Most of our observations were of the amazing plants that rely on the wetlands to thrive. Plants form this environment’s base, providing a natural filter for water as it passes through. They also provide habitat, food, and shelter for the populations of birds, insects, and reptiles that live in wetlands. We found both sites were host to dozens of bird species including great blue herons, snowy egrets, and brown pelicans. Every year, almost one billion birds migrate along the coast of California in an area known as the Pacific coast flyway. Wetlands in Southern California are a crucial pit stop for migratory birds and the diversity of species we observed is promising. In just three hours at Ballona, we saw 17 different species of birds – almost a third of the bird species found in an extensive wetlands survey conducted by The Bay Foundation that spanned months. This shows the power of BioBlitzes to capture important data for conservation.

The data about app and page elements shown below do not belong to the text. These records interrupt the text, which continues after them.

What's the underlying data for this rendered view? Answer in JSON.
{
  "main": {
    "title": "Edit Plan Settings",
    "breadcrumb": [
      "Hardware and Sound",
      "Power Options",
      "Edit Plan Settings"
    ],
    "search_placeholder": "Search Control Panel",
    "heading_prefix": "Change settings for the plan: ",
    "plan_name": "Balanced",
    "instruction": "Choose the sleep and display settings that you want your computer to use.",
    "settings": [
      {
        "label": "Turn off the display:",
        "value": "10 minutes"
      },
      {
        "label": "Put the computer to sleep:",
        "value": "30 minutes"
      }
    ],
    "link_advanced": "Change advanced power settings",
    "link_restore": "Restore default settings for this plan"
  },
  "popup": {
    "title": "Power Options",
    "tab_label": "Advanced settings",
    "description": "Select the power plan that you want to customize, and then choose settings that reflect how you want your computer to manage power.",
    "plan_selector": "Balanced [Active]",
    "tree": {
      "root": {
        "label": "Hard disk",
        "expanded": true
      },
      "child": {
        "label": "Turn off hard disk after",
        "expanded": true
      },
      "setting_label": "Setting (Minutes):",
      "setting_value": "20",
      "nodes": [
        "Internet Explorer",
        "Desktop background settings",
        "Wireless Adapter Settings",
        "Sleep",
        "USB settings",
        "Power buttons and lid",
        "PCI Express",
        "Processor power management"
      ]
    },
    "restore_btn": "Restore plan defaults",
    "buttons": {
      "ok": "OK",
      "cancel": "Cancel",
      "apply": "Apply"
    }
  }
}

From 2012 to 2013, Heal the Bay advocated for an ecological restoration of Malibu Lagoon which involved removing invasive species, replanting native ones, and adjusting the hydrology of the wetland. Inventories done by The Bay Foundation showed only six species of native plants prior to restoration, while almost 41 were noted after the restoration! Since plants form the base of an intricate web of life in the wetlands, bringing back natives can also bring back other species – including those that are threatened. At both sites our BioBlitzers found four threatened species, but that number will certainly increase with more sampling.
We found more than 20 introduced species at each site, which means they arrived through human influence. These invaders include everything from the delicate cabbage white butterfly to the crystalline ice plant. Invasive species are one of the biggest threats to healthy wetlands because they can outcompete native species and overtake the habitat. Since the restoration at Malibu Lagoon, the pervasiveness of non-natives has decreased. While Ballona is still struggling with invasive species, we hope planned restoration efforts will allow this wetland to reach its full potential.
Thanks to all of our “blitzers” for helping us Blitz the Bay in Ballona Wetlands and Malibu Lagoon. Keep exploring, enjoying, and fighting for our wetlands!
Citizen Science Coordinator Catherine Hoffman led these successful blitzing efforts.